That kind of failure isn't afforded twice. And by ponying up a massive sum of draft picks to move from No. 12 to No. 3, the 49ers are essentially in the same place the Bears were in 2017, when Chicago was fleeced by San Francisco to move from No. 3 overall to No. 2. With Clemson’s Trevor Lawrence and BYU’s Zach Wilson locks to come off the board at Nos. 1 and 2, San Francisco has known since late March that it would have the pick of the remaining three first-round quarterbacks.

49ers have 3 options to make best QB choice

In some ways, it’s reassuring to have three options but need to be right about only one of them. But being wrong may be more catastrophic than having the No. 1 pick and blowing it. In fact, it can be argued that the Jacksonville Jaguars at No. 1 or New York Jets at No. 2 are in a better position to recover from taking the wrong quarterback at their slots — since neither of those teams will have three first-round picks wrapped up in Lawrence or Wilson.

Failure for San Francisco officially counts as three blown first-round picks rather than just one. And even with three first-round quality quarterbacks to choose from, it’s hardly guaranteed. When five quarterbacks were taken in the first round in 2018, the Buffalo Bills had their choice of the final three. Imagine if they had looked at the trio and taken Josh Rosen, while leaving Josh Allen and Lamar Jackson on the board for someone else. If you really want to imagine torture, crack open a history book and go back to 1983, when six quarterbacks were taken in Round 1, and the Bills were selecting the third from the bunch, staring at Jim Kelly, Tony Eason, Ken O’Brien and Dan Marino. It was a debate between two Hall of Fame and era defining quarterbacks vs. two trivia answers.

What’s about to happen with the 49ers can go very badly this week. And it will look exponentially worse if people think the pick wasn’t clear a month ago, when Shanahan and Lynch pushed all-in on what we’re supposed to believe was still an unknown.

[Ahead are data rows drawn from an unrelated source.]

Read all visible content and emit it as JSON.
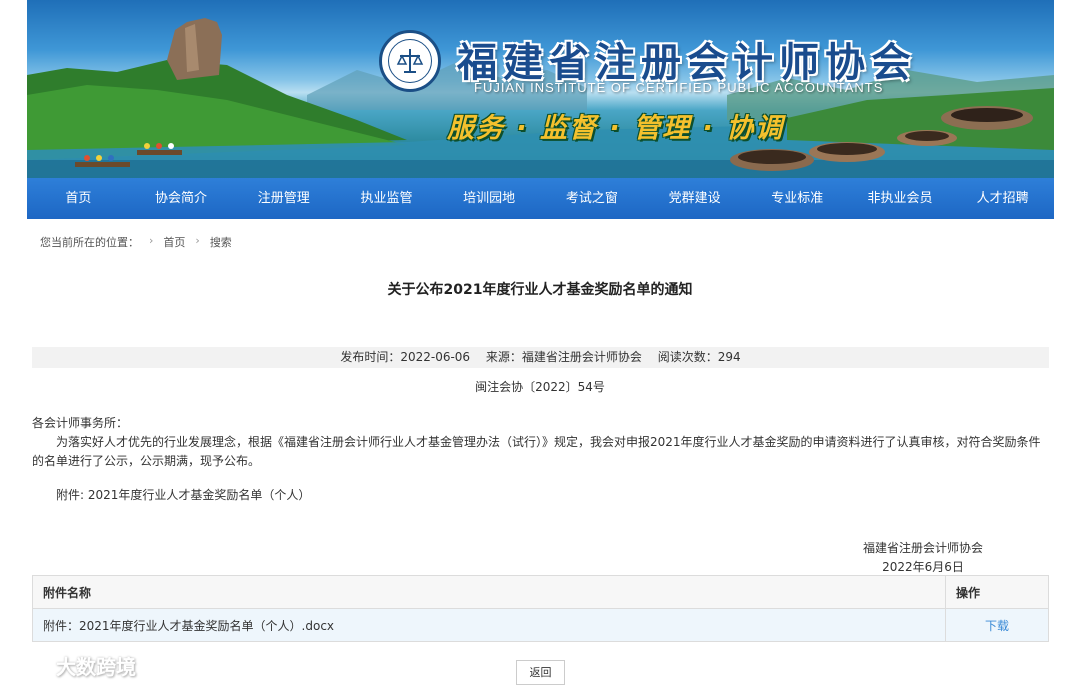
{
  "header": {
    "title_cn": "福建省注册会计师协会",
    "title_en": "FUJIAN INSTITUTE OF CERTIFIED PUBLIC ACCOUNTANTS",
    "slogan": "服务 · 监督 · 管理 · 协调",
    "logo_icon": "accounting-seal-icon"
  },
  "nav": {
    "items": [
      "首页",
      "协会简介",
      "注册管理",
      "执业监管",
      "培训园地",
      "考试之窗",
      "党群建设",
      "专业标准",
      "非执业会员",
      "人才招聘"
    ]
  },
  "breadcrumb": {
    "label": "您当前所在的位置：",
    "home": "首页",
    "current": "搜索"
  },
  "article": {
    "title": "关于公布2021年度行业人才基金奖励名单的通知",
    "publish_time": "发布时间：2022-06-06",
    "source": "来源：福建省注册会计师协会",
    "views": "阅读次数：294",
    "doc_no": "闽注会协〔2022〕54号",
    "salutation": "各会计师事务所：",
    "paragraph": "为落实好人才优先的行业发展理念，根据《福建省注册会计师行业人才基金管理办法（试行）》规定，我会对申报2021年度行业人才基金奖励的申请资料进行了认真审核，对符合奖励条件的名单进行了公示，公示期满，现予公布。",
    "attachment_note": "附件: 2021年度行业人才基金奖励名单（个人）",
    "signature_org": "福建省注册会计师协会",
    "signature_date": "2022年6月6日"
  },
  "attachments": {
    "header_name": "附件名称",
    "header_op": "操作",
    "rows": [
      {
        "name": "附件：2021年度行业人才基金奖励名单（个人）.docx",
        "action": "下载"
      }
    ]
  },
  "back_label": "返回",
  "watermark": "大数跨境",
  "colors": {
    "nav_bg": "#1d67c4",
    "link": "#3a8ad6",
    "title_blue": "#1a4c8e",
    "slogan_gold": "#f4c12d"
  }
}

If San Francisco wasn’t 100 percent on its pick one month ago — and if that pick goes sideways — it’s going to look like the franchise had no idea what it was doing moving up in the first place. It would mean the franchise had a vague idea of a franchise quarterback being available at No. 3 overall, but no idea how to discern who that was after already committing to taking him. It’s like launching people into space and then hoping you can figure out how to bring them back later.

Shanahan and Lynch have to be smarter than that in 2021. Smarter than they were in 2017 when they passed on Mahomes and Watson. Smarter than they were when they took Thomas and Foster in the first round and then somehow coached and managed their way out of those blunders. Smarter than the Bears regime they fleeced in that same draft.

If they’re not, then this is going to turn on them hard. There is no coming back from passing on the wrong quarterback twice, especially when given a month to make the decision that should have been set in stone before committing to it.

More from Yahoo Sports: